Below are some of the questions we hear most often from patients who want to learn more about gait analysis and other services available through Mary Free Bed’s Motion Analysis Center.
What is motion analysis and how is it done at the Motion Analysis Center (MAC)?
Motion analysis is a detailed, computerized evaluation of your movement. Our Motion Analysis Center (or MAC, as we like to call it) uses special high-speed cameras, a lot like those used in your kids’ favorite video games or to animate movie characters. These cameras let us create a 3-D model of your movement pattern in our computer.
We also use other motion analysis tech, like special force scales built into the floor, muscle electrodes and pressure sensors. We can then graph your movements and see how they compare to normal movement. Our team of experts use this information to understand how you move.
Why undergo motion analysis?
Motion analysis at the Motion Analysis Center gives your treatment team better information about how you move. It offers a more comprehensive look than your rehabilitation specialists can get by observing you in an office or clinic setting. The information can be used in:
• Treatment planning.
• Carefully evaluating the effect of various treatments. This may include surgery, medication, therapy, bracing or assistive devices.
• Monitoring change in your movement ability over time.
How long does motion analysis take?

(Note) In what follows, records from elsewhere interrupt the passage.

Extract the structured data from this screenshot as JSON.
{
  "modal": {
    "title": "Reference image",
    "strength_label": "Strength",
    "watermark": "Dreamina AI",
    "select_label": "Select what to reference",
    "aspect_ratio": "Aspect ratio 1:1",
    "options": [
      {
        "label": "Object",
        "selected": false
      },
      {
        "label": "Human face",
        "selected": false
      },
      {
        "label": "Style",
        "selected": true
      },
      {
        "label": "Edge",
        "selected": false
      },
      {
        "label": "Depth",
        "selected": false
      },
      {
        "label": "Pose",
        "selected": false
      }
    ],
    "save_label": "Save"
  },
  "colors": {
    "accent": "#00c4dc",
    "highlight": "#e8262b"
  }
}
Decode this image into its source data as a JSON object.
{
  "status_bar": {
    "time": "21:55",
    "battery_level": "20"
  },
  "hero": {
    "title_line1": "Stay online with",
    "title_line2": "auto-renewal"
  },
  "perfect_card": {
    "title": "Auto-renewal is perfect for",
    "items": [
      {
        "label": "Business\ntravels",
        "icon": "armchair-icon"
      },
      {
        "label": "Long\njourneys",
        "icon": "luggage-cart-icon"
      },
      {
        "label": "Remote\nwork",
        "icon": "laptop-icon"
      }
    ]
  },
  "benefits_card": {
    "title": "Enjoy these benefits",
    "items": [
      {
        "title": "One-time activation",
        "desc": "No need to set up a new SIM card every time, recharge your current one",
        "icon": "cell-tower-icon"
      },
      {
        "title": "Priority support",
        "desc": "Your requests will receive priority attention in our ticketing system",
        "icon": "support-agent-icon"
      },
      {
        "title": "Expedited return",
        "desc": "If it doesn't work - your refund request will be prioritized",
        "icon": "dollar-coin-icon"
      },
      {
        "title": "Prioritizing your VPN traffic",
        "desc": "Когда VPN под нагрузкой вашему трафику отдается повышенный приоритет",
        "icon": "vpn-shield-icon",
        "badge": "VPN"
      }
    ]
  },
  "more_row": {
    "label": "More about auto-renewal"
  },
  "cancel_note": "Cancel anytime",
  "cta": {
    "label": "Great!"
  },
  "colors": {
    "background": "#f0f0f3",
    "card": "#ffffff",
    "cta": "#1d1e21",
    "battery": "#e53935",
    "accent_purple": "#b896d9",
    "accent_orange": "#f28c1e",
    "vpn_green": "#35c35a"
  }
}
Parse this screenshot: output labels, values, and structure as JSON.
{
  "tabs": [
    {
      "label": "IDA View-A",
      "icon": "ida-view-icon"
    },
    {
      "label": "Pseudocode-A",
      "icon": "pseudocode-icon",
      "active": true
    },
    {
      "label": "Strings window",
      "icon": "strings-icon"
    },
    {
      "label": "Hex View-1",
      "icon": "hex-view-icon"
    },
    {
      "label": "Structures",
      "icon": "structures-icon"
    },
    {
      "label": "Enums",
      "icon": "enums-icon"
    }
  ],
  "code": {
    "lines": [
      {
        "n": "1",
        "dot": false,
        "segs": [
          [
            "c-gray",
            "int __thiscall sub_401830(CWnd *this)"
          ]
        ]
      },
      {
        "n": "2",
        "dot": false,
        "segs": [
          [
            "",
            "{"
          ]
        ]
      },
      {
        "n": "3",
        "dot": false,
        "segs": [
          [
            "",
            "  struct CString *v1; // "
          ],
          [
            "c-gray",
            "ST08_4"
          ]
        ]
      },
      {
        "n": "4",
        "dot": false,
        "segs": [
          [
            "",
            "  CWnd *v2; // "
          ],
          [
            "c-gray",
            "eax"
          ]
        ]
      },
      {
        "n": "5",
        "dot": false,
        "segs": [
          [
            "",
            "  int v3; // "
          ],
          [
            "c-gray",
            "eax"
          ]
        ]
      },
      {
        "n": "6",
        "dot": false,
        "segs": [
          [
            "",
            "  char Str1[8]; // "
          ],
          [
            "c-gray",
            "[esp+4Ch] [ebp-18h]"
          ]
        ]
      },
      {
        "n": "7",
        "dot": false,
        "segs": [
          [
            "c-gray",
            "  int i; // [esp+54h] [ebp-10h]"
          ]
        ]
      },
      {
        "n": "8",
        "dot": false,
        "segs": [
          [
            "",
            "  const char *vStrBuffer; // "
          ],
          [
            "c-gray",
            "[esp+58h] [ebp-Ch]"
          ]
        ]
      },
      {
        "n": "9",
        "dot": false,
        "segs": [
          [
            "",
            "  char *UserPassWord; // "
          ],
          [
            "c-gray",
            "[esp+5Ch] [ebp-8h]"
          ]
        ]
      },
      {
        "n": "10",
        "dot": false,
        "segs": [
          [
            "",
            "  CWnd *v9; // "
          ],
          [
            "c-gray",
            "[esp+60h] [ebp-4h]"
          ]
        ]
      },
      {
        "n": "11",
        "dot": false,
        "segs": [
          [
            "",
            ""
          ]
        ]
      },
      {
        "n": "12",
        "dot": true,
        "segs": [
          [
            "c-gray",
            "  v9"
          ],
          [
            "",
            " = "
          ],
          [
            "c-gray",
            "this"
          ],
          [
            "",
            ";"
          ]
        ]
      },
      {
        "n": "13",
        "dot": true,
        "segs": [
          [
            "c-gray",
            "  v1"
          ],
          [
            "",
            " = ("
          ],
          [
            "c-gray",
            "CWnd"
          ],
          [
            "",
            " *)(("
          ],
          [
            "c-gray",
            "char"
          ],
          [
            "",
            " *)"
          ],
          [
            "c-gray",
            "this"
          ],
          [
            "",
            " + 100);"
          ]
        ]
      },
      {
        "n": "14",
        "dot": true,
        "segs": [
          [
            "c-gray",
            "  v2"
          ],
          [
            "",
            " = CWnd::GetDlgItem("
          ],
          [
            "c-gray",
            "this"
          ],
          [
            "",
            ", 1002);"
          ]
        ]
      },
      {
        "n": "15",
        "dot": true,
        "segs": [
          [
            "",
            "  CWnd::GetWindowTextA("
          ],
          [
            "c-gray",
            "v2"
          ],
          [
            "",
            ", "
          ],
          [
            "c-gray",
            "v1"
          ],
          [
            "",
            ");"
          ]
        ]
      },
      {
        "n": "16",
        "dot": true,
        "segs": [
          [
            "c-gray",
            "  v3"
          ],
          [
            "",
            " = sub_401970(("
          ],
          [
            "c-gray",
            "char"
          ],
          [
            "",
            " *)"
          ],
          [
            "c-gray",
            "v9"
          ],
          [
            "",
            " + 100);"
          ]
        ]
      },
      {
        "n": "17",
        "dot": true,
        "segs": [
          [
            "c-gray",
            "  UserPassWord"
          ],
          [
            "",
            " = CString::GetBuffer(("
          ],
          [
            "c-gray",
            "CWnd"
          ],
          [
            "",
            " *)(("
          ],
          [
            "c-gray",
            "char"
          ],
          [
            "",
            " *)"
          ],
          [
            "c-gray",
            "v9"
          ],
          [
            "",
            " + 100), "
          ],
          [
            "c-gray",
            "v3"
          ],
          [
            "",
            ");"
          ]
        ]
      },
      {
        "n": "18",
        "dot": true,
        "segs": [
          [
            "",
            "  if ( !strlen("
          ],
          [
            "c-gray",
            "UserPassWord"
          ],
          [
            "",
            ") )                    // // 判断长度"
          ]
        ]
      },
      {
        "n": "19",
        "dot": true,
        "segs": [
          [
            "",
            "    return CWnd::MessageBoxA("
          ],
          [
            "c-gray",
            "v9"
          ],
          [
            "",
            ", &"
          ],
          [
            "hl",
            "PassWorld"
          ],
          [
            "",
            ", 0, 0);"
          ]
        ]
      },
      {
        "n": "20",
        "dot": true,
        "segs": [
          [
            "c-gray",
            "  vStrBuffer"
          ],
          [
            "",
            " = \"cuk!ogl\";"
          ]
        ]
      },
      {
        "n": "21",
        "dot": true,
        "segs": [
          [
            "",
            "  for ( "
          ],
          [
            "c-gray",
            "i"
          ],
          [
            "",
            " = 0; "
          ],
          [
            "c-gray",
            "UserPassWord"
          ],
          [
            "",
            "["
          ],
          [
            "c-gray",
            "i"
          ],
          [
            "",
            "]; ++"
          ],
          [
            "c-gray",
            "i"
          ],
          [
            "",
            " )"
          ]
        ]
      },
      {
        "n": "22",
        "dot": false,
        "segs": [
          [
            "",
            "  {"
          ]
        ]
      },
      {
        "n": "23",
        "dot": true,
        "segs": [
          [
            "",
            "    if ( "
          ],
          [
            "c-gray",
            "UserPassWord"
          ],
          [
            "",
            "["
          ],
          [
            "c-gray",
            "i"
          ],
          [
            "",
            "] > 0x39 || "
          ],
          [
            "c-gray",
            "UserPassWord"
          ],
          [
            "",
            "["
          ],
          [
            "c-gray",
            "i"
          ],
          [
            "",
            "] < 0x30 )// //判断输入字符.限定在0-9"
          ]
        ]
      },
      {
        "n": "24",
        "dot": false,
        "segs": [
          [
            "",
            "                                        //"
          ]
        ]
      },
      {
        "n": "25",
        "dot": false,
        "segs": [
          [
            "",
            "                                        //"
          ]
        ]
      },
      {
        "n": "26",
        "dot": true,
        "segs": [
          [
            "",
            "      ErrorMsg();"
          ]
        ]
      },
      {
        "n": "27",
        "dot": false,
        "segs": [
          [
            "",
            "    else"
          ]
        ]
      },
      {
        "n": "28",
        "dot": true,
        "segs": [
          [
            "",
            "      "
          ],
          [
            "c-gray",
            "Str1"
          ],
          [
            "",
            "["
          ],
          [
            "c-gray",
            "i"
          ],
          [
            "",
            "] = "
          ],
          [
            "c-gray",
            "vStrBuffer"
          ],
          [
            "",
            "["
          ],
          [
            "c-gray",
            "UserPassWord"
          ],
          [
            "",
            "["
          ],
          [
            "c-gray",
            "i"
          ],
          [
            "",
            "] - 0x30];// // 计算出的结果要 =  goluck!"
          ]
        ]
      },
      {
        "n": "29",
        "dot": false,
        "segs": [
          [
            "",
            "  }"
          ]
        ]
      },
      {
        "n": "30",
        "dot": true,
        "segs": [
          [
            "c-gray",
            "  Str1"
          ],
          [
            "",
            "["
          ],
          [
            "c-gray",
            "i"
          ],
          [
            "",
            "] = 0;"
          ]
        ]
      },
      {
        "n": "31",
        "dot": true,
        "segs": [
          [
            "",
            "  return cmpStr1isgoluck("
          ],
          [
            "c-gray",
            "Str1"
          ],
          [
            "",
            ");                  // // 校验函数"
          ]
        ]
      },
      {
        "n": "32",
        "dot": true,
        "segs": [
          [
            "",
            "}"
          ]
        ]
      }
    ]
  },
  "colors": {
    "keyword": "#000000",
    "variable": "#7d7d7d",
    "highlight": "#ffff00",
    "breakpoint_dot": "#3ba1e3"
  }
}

A motion analysis test can take anywhere from 2.5 to 4 hours. This depends on your endurance and other testing factors. If your child is having a test, your presence is requested in the waiting area or by your child’s side.
Does motion analysis hurt?
There shouldn’t be any pain during your motion analysis. Patients tell us that the most uncomfortable part is when we remove the tape that holds the markers and motion sensors on your skin. If you get tired during the study, you can take a break at any time.
What happens with the information from my motion analysis?
The team of experts at the MAC will sit down together to review the information they gathered from your test. This happens within a week or two of the test. The MAC team creates a detailed report of your motion analysis test and their recommendations. This information will be passed along to your doctor within 4 weeks of your analysis. Talk to the MAC staff if your doctor needs the results sooner (for example, if surgery is scheduled).
Your doctor will likely review the motion analysis report with you at your next visit. You and your doctor will decide how to use the information as part of your rehabilitation.
Will I need to come back to the MAC in the future?
You may need to return for another analysis, but there’d likely be a few months or even years between studies. The information we collect about your movements at any point in time can be compared to your movements at a different time. This is very helpful in the event there’s been a major change or treatment.
What happens during my visit to the MAC?
Your visit begins with a brief introduction to the team and an orientation. You’ll be asked to change into clothes you’ve brought from home (see next section), and then you’ll be directed in several activities such as:
• Videotaping of your walking and other movements
• Foot print analysis
• Physical examination to get careful measurements of your body
• Electromyography (EMG) to record what your muscles do as you move
• Video motion capture to create a 3-D model of your movement (10 special cameras capture the movement of reflectors placed on your body)
Your visit will include a break with a snack and juice offered by the MAC. You’re welcome to take a break at any point of the test if you feel tired.
What should I bring for my motion analysis?
If you’ll be doing a walking test, you’ll be asked to bring any assistive devices or braces you use on a daily basis. These include
• Ankle or leg braces (AFO, KAFO, etc.)
Wear comfortable but fitted clothes that will let our motion analysis cameras get a clear view of your legs and the reflectors taped on them. We recommend close-fitting bike or exercise shorts, as these allow some modesty, but don’t interfere with our technological equipment. Female patients should wear a swimsuit top or sports bra so that we can access your sternum (breast bone), spine and lower torso. Male patients can go without a shirt.
Are there educational opportunities available for clinicians and physicians at the MAC?
MAC team members are happy to share their expertise with other medical and rehabilitation providers. We offer in-service lectures, mailings and in-lab presentations for physicians and other clinicians in Grand Rapids, West Michigan and beyond. In-service topics include the role of computerized gait analysis on clinical decisions, cost vs. benefit of biomechanical gait analysis and others.
We’re proud to be affiliated with Grand Valley State University’s physical therapy program, where MAC staff serve as adjunct instructors to physical therapy graduate students. MAC staff members often serve as research project advisors to students focusing on biomechanics and gate analysis. A portion of the start-up funding for the Motion Analysis Center was received from the Steelcase Foundation with help from the Development Office at Grand Valley State University.
The MAC regularly hosts undergraduate interns from a variety of colleges and universities in the region, such as GVSU, the University of Michigan, Hope College and Cornerstone University.